The return to 3x3s certainly made the contests more exciting after all it is much more difficult to run for three minutes than two if you are under pressure. By this token, it was the likes of Frampton and Sutcliffe who probably benefit most. Frampton has struggled to establish himself on the national stage in recent years despite the gnawing belief that he is good enough.
Bernard Dunne was already looking in excellent shape ahead of his WBA title fight with Ricardo Cordoba on March 21. The Dubliner was taking a break from training to work on RTEs broadcast of the event. Word is he has taken his training regime to a new level and is looking excellent in sparring.

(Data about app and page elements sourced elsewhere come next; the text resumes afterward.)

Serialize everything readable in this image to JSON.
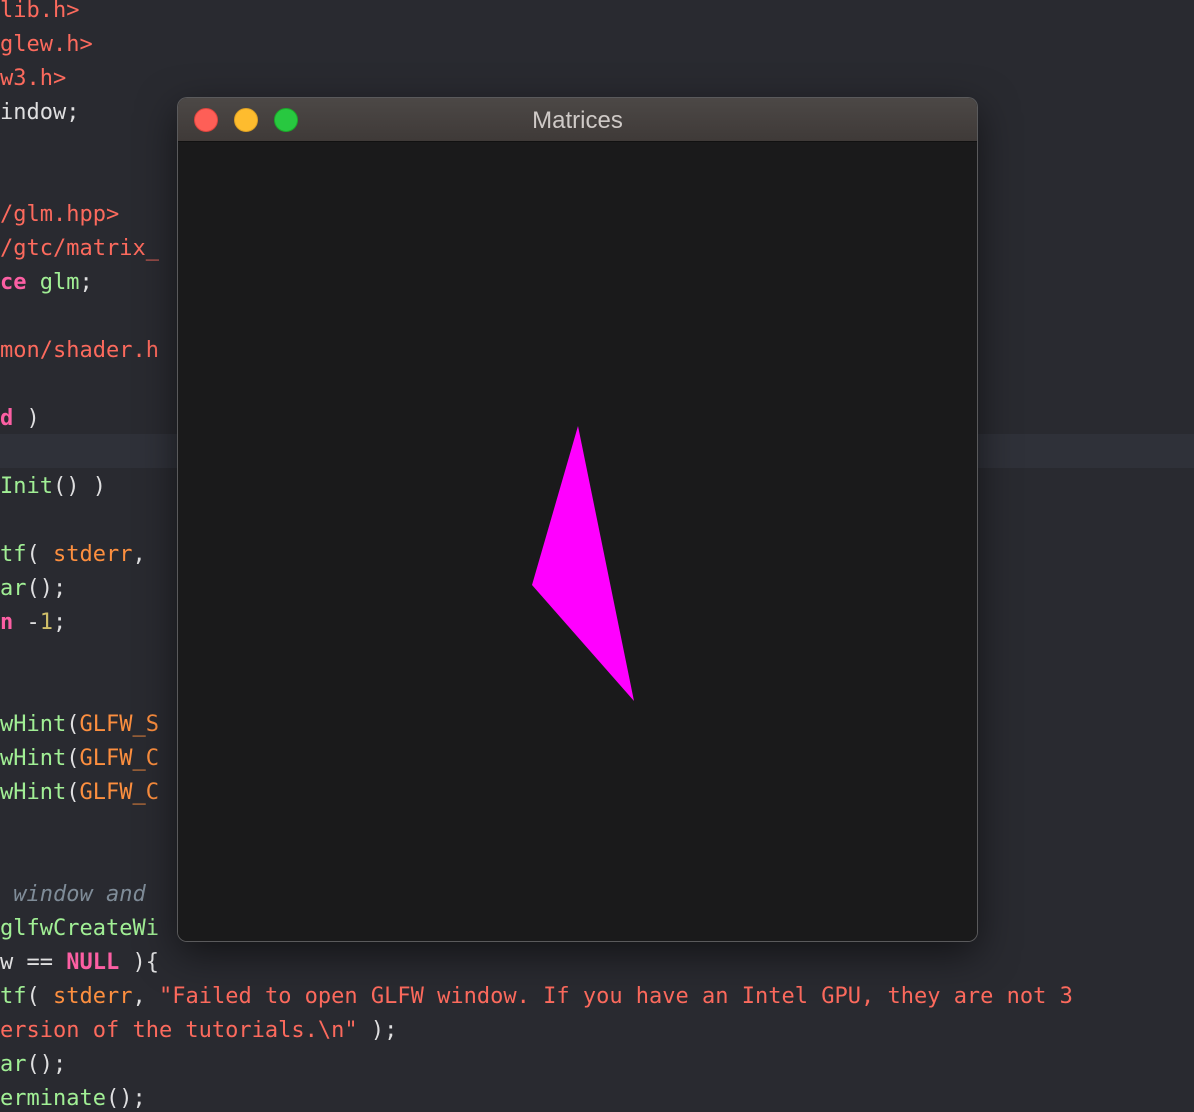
{
  "window": {
    "title": "Matrices"
  },
  "scene": {
    "background": "#1a1a1b",
    "triangle_color": "#ff00ff"
  },
  "editor": {
    "highlight_line": 13,
    "lines": [
      [
        {
          "t": "lib.h>",
          "c": "t-str"
        }
      ],
      [
        {
          "t": "glew.h>",
          "c": "t-str"
        }
      ],
      [
        {
          "t": "w3.h>",
          "c": "t-str"
        }
      ],
      [
        {
          "t": "indow;",
          "c": "t-pln"
        }
      ],
      [],
      [],
      [
        {
          "t": "/glm.hpp>",
          "c": "t-str"
        }
      ],
      [
        {
          "t": "/gtc/matrix_",
          "c": "t-str"
        }
      ],
      [
        {
          "t": "ce",
          "c": "t-kw"
        },
        {
          "t": " ",
          "c": "t-pln"
        },
        {
          "t": "glm",
          "c": "t-fn"
        },
        {
          "t": ";",
          "c": "t-pln"
        }
      ],
      [],
      [
        {
          "t": "mon/shader.h",
          "c": "t-str"
        }
      ],
      [],
      [
        {
          "t": "d",
          "c": "t-kw"
        },
        {
          "t": " )",
          "c": "t-pln"
        }
      ],
      [],
      [
        {
          "t": "Init",
          "c": "t-fn"
        },
        {
          "t": "() )",
          "c": "t-pln"
        }
      ],
      [],
      [
        {
          "t": "tf",
          "c": "t-fn"
        },
        {
          "t": "( ",
          "c": "t-pln"
        },
        {
          "t": "stderr",
          "c": "t-arg"
        },
        {
          "t": ",",
          "c": "t-pln"
        }
      ],
      [
        {
          "t": "ar",
          "c": "t-fn"
        },
        {
          "t": "();",
          "c": "t-pln"
        }
      ],
      [
        {
          "t": "n",
          "c": "t-kw"
        },
        {
          "t": " -",
          "c": "t-pln"
        },
        {
          "t": "1",
          "c": "t-num"
        },
        {
          "t": ";",
          "c": "t-pln"
        }
      ],
      [],
      [],
      [
        {
          "t": "wHint",
          "c": "t-fn"
        },
        {
          "t": "(",
          "c": "t-pln"
        },
        {
          "t": "GLFW_S",
          "c": "t-mac"
        }
      ],
      [
        {
          "t": "wHint",
          "c": "t-fn"
        },
        {
          "t": "(",
          "c": "t-pln"
        },
        {
          "t": "GLFW_C",
          "c": "t-mac"
        }
      ],
      [
        {
          "t": "wHint",
          "c": "t-fn"
        },
        {
          "t": "(",
          "c": "t-pln"
        },
        {
          "t": "GLFW_C",
          "c": "t-mac"
        }
      ],
      [],
      [],
      [
        {
          "t": " window and",
          "c": "t-cmt"
        }
      ],
      [
        {
          "t": "glfwCreateWi",
          "c": "t-fn"
        }
      ],
      [
        {
          "t": "w",
          "c": "t-pln"
        },
        {
          "t": " == ",
          "c": "t-pln"
        },
        {
          "t": "NULL",
          "c": "t-kw"
        },
        {
          "t": " ){",
          "c": "t-pln"
        }
      ],
      [
        {
          "t": "tf",
          "c": "t-fn"
        },
        {
          "t": "( ",
          "c": "t-pln"
        },
        {
          "t": "stderr",
          "c": "t-arg"
        },
        {
          "t": ", ",
          "c": "t-pln"
        },
        {
          "t": "\"Failed to open GLFW window. If you have an Intel GPU, they are not 3",
          "c": "t-str"
        }
      ],
      [
        {
          "t": "ersion of the tutorials.\\n\"",
          "c": "t-str"
        },
        {
          "t": " );",
          "c": "t-pln"
        }
      ],
      [
        {
          "t": "ar",
          "c": "t-fn"
        },
        {
          "t": "();",
          "c": "t-pln"
        }
      ],
      [
        {
          "t": "erminate",
          "c": "t-fn"
        },
        {
          "t": "();",
          "c": "t-pln"
        }
      ]
    ]
  }
}
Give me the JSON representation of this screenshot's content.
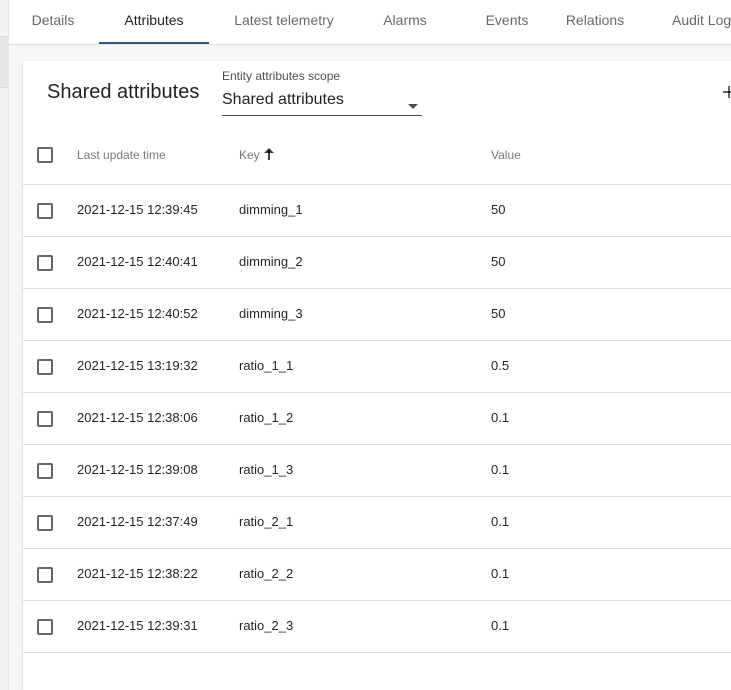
{
  "tabs": [
    {
      "label": "Details"
    },
    {
      "label": "Attributes"
    },
    {
      "label": "Latest telemetry"
    },
    {
      "label": "Alarms"
    },
    {
      "label": "Events"
    },
    {
      "label": "Relations"
    },
    {
      "label": "Audit Logs"
    }
  ],
  "active_tab": "Attributes",
  "card": {
    "title": "Shared attributes",
    "scope_label": "Entity attributes scope",
    "scope_value": "Shared attributes",
    "add_icon": "add-icon"
  },
  "table": {
    "headers": {
      "time": "Last update time",
      "key": "Key",
      "value": "Value"
    },
    "sort": {
      "column": "Key",
      "direction": "ascending",
      "icon": "arrow-up-icon"
    },
    "rows": [
      {
        "time": "2021-12-15 12:39:45",
        "key": "dimming_1",
        "value": "50"
      },
      {
        "time": "2021-12-15 12:40:41",
        "key": "dimming_2",
        "value": "50"
      },
      {
        "time": "2021-12-15 12:40:52",
        "key": "dimming_3",
        "value": "50"
      },
      {
        "time": "2021-12-15 13:19:32",
        "key": "ratio_1_1",
        "value": "0.5"
      },
      {
        "time": "2021-12-15 12:38:06",
        "key": "ratio_1_2",
        "value": "0.1"
      },
      {
        "time": "2021-12-15 12:39:08",
        "key": "ratio_1_3",
        "value": "0.1"
      },
      {
        "time": "2021-12-15 12:37:49",
        "key": "ratio_2_1",
        "value": "0.1"
      },
      {
        "time": "2021-12-15 12:38:22",
        "key": "ratio_2_2",
        "value": "0.1"
      },
      {
        "time": "2021-12-15 12:39:31",
        "key": "ratio_2_3",
        "value": "0.1"
      }
    ]
  },
  "colors": {
    "tab_ink": "#305680",
    "divider": "#e0e0e0"
  }
}
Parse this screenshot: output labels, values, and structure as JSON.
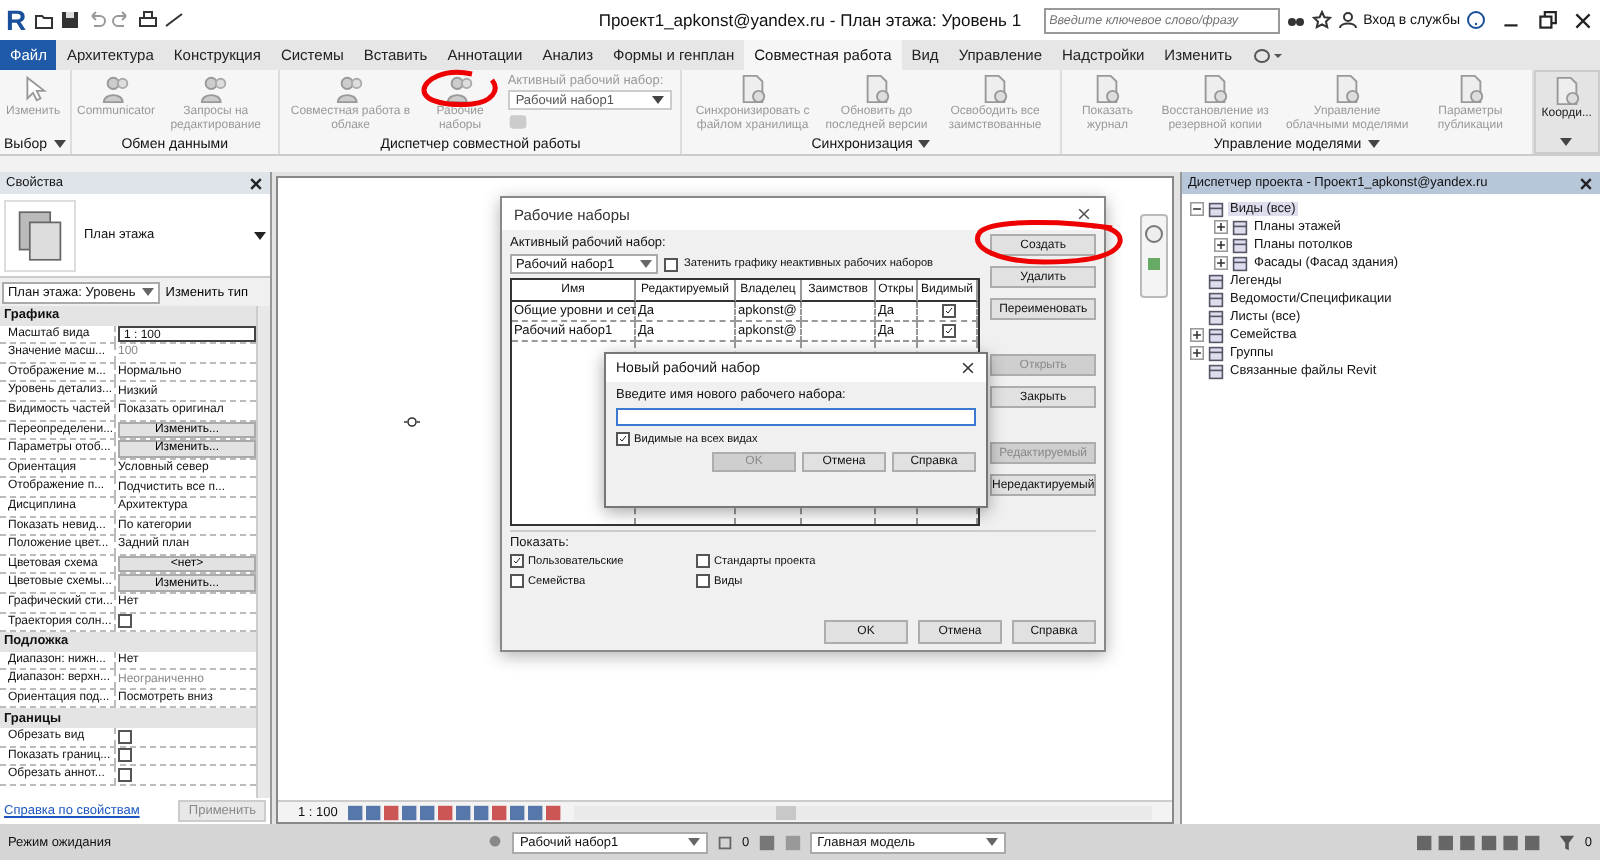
{
  "title_bar": {
    "logo": "R",
    "title": "Проект1_apkonst@yandex.ru - План этажа: Уровень 1",
    "search": {
      "placeholder": "Введите ключевое слово/фразу"
    },
    "sign_in": "Вход в службы"
  },
  "tabs": [
    {
      "label": "Файл",
      "kind": "file",
      "selected": false
    },
    {
      "label": "Архитектура",
      "kind": "tab",
      "selected": false
    },
    {
      "label": "Конструкция",
      "kind": "tab",
      "selected": false
    },
    {
      "label": "Системы",
      "kind": "tab",
      "selected": false
    },
    {
      "label": "Вставить",
      "kind": "tab",
      "selected": false
    },
    {
      "label": "Аннотации",
      "kind": "tab",
      "selected": false
    },
    {
      "label": "Анализ",
      "kind": "tab",
      "selected": false
    },
    {
      "label": "Формы и генплан",
      "kind": "tab",
      "selected": false
    },
    {
      "label": "Совместная работа",
      "kind": "tab",
      "selected": true
    },
    {
      "label": "Вид",
      "kind": "tab",
      "selected": false
    },
    {
      "label": "Управление",
      "kind": "tab",
      "selected": false
    },
    {
      "label": "Надстройки",
      "kind": "tab",
      "selected": false
    },
    {
      "label": "Изменить",
      "kind": "tab",
      "selected": false
    }
  ],
  "ribbon": {
    "panels": [
      {
        "title": "Выбор",
        "dropdown": true,
        "buttons": [
          {
            "label": "Изменить",
            "disabled": true
          }
        ]
      },
      {
        "title": "Обмен данными",
        "dropdown": false,
        "buttons": [
          {
            "label": "Communicator",
            "disabled": true
          },
          {
            "label": "Запросы на редактирование",
            "disabled": true
          }
        ]
      },
      {
        "title": "Диспетчер совместной работы",
        "dropdown": false,
        "buttons": [
          {
            "label": "Совместная работа в облаке",
            "disabled": true
          },
          {
            "label": "Рабочие наборы",
            "disabled": true
          }
        ],
        "active_workset": {
          "label": "Активный рабочий набор:",
          "value": "Рабочий набор1"
        }
      },
      {
        "title": "Синхронизация",
        "dropdown": true,
        "buttons": [
          {
            "label": "Синхронизировать с файлом хранилища",
            "disabled": true
          },
          {
            "label": "Обновить до последней версии",
            "disabled": true
          },
          {
            "label": "Освободить все заимствованные",
            "disabled": true
          }
        ]
      },
      {
        "title": "Управление моделями",
        "dropdown": true,
        "buttons": [
          {
            "label": "Показать журнал",
            "disabled": true
          },
          {
            "label": "Восстановление из резервной копии",
            "disabled": true
          },
          {
            "label": "Управление облачными моделями",
            "disabled": true
          },
          {
            "label": "Параметры публикации",
            "disabled": true
          }
        ]
      },
      {
        "dropdown": true,
        "buttons": [
          {
            "label": "Коорди...",
            "disabled": false
          }
        ]
      }
    ]
  },
  "properties": {
    "title": "Свойства",
    "type_name": "План этажа",
    "instance_selector": "План этажа: Уровень",
    "edit_type": "Изменить тип",
    "groups": [
      {
        "title": "Графика",
        "rows": [
          {
            "name": "Масштаб вида",
            "kind": "input",
            "value": "1 : 100"
          },
          {
            "name": "Значение масш...",
            "kind": "muted",
            "value": "100"
          },
          {
            "name": "Отображение м...",
            "kind": "text",
            "value": "Нормально"
          },
          {
            "name": "Уровень детализ...",
            "kind": "text",
            "value": "Низкий"
          },
          {
            "name": "Видимость частей",
            "kind": "text",
            "value": "Показать оригинал"
          },
          {
            "name": "Переопределени...",
            "kind": "button",
            "value": "Изменить..."
          },
          {
            "name": "Параметры отоб...",
            "kind": "button",
            "value": "Изменить..."
          },
          {
            "name": "Ориентация",
            "kind": "text",
            "value": "Условный север"
          },
          {
            "name": "Отображение п...",
            "kind": "text",
            "value": "Подчистить все п..."
          },
          {
            "name": "Дисциплина",
            "kind": "text",
            "value": "Архитектура"
          },
          {
            "name": "Показать невид...",
            "kind": "text",
            "value": "По категории"
          },
          {
            "name": "Положение цвет...",
            "kind": "text",
            "value": "Задний план"
          },
          {
            "name": "Цветовая схема",
            "kind": "button",
            "value": "<нет>"
          },
          {
            "name": "Цветовые схемы...",
            "kind": "button",
            "value": "Изменить..."
          },
          {
            "name": "Графический сти...",
            "kind": "text",
            "value": "Нет"
          },
          {
            "name": "Траектория солн...",
            "kind": "checkbox",
            "checked": false
          }
        ]
      },
      {
        "title": "Подложка",
        "rows": [
          {
            "name": "Диапазон: нижн...",
            "kind": "text",
            "value": "Нет"
          },
          {
            "name": "Диапазон: верхн...",
            "kind": "muted",
            "value": "Неограниченно"
          },
          {
            "name": "Ориентация под...",
            "kind": "text",
            "value": "Посмотреть вниз"
          }
        ]
      },
      {
        "title": "Границы",
        "rows": [
          {
            "name": "Обрезать вид",
            "kind": "checkbox",
            "checked": false
          },
          {
            "name": "Показать границ...",
            "kind": "checkbox",
            "checked": false
          },
          {
            "name": "Обрезать аннот...",
            "kind": "checkbox",
            "checked": false
          }
        ]
      }
    ],
    "help_link": "Справка по свойствам",
    "apply": "Применить"
  },
  "view_bar": {
    "scale": "1 : 100"
  },
  "worksets_dialog": {
    "title": "Рабочие наборы",
    "active_label": "Активный рабочий набор:",
    "active_value": "Рабочий набор1",
    "gray_inactive": {
      "label": "Затенить графику неактивных рабочих наборов",
      "checked": false
    },
    "columns": [
      "Имя",
      "Редактируемый",
      "Владелец",
      "Заимствов",
      "Откры",
      "Видимый"
    ],
    "rows": [
      {
        "name": "Общие уровни и сет",
        "editable": "Да",
        "owner": "apkonst@",
        "opened": "Да",
        "visible": true
      },
      {
        "name": "Рабочий набор1",
        "editable": "Да",
        "owner": "apkonst@",
        "opened": "Да",
        "visible": true
      }
    ],
    "side_buttons": [
      {
        "label": "Создать",
        "disabled": false
      },
      {
        "label": "Удалить",
        "disabled": false
      },
      {
        "label": "Переименовать",
        "disabled": false
      },
      {
        "label": "Открыть",
        "disabled": true
      },
      {
        "label": "Закрыть",
        "disabled": false
      },
      {
        "label": "Редактируемый",
        "disabled": true
      },
      {
        "label": "Нередактируемый",
        "disabled": false
      }
    ],
    "show_label": "Показать:",
    "show_options": [
      {
        "label": "Пользовательские",
        "checked": true
      },
      {
        "label": "Стандарты проекта",
        "checked": false
      },
      {
        "label": "Семейства",
        "checked": false
      },
      {
        "label": "Виды",
        "checked": false
      }
    ],
    "buttons": [
      {
        "label": "OK",
        "disabled": false
      },
      {
        "label": "Отмена",
        "disabled": false
      },
      {
        "label": "Справка",
        "disabled": false
      }
    ]
  },
  "new_workset_dialog": {
    "title": "Новый рабочий набор",
    "prompt": "Введите имя нового рабочего набора:",
    "visible_all": {
      "label": "Видимые на всех видах",
      "checked": true
    },
    "buttons": [
      {
        "label": "OK",
        "disabled": true
      },
      {
        "label": "Отмена",
        "disabled": false
      },
      {
        "label": "Справка",
        "disabled": false
      }
    ]
  },
  "browser": {
    "title": "Диспетчер проекта - Проект1_apkonst@yandex.ru",
    "tree": [
      {
        "label": "Виды (все)",
        "kind": "folder",
        "expanded": true,
        "selected": true,
        "children": [
          {
            "label": "Планы этажей",
            "kind": "folder",
            "expanded": false,
            "selected": false
          },
          {
            "label": "Планы потолков",
            "kind": "folder",
            "expanded": false,
            "selected": false
          },
          {
            "label": "Фасады (Фасад здания)",
            "kind": "folder",
            "expanded": false,
            "selected": false
          }
        ]
      },
      {
        "label": "Легенды",
        "kind": "leaf",
        "selected": false
      },
      {
        "label": "Ведомости/Спецификации",
        "kind": "leaf",
        "selected": false
      },
      {
        "label": "Листы (все)",
        "kind": "leaf",
        "selected": false
      },
      {
        "label": "Семейства",
        "kind": "folder",
        "expanded": false,
        "selected": false
      },
      {
        "label": "Группы",
        "kind": "folder",
        "expanded": false,
        "selected": false
      },
      {
        "label": "Связанные файлы Revit",
        "kind": "leaf",
        "selected": false
      }
    ]
  },
  "status_bar": {
    "status": "Режим ожидания",
    "workset": "Рабочий набор1",
    "editable_count": "0",
    "model": "Главная модель",
    "filter_count": "0"
  }
}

Ireland box the USA next Friday at the Stadium, and although the senior finals was a sell out, the international most likely will fall well short of this. That the event takes place in the same arena just one week after the Seniors doesnt help. The Stadium is a wonderful facility, but commercially it would appear to make more sense if Belfast, Cork, Galway, Limerick and Derry were also to host international tournaments on a regular basis. Also, given the success of Irish amateur boxing in 2008, and the undoubted class on display on Friday, why isnt there more amateur boxing on the TV? The sport can be taken to a whole new level if it is marketed correctly. Tickets for Friday’s bill are available from the National Stadium on 01-4533371
Judging was again an issue up for debate. Some of the low scores were laughable when it was considered just how much was going on in the ring. It seems obvious, but if it looks like a shot then the button should be pressed. This doesnt seem to be happening. Judges have to become more liberal if only to reward a boxers aggression. At one stage Frampton and Joyce stood toe to toe and blasted away. They both landed four or five shots apiece the combined score of the exchange was zero. To be fair, the right man generally wins. But as regards a spectacle, all to often fans in the Stadium saw a shot, looked up to the scoreboard, saw nothing and shook their heads and grumbled.
Boxers came to the ring with the accompanyment of their respective county flags. For some reason Belfast boxers were followed by an Armagh flag (orange and white) instead of Antrim (saffron and white) or Down (red and black) – depending on which part of the city they are from. I’m sure a lot of people didn’t notice – but if you are going to do something – do it right.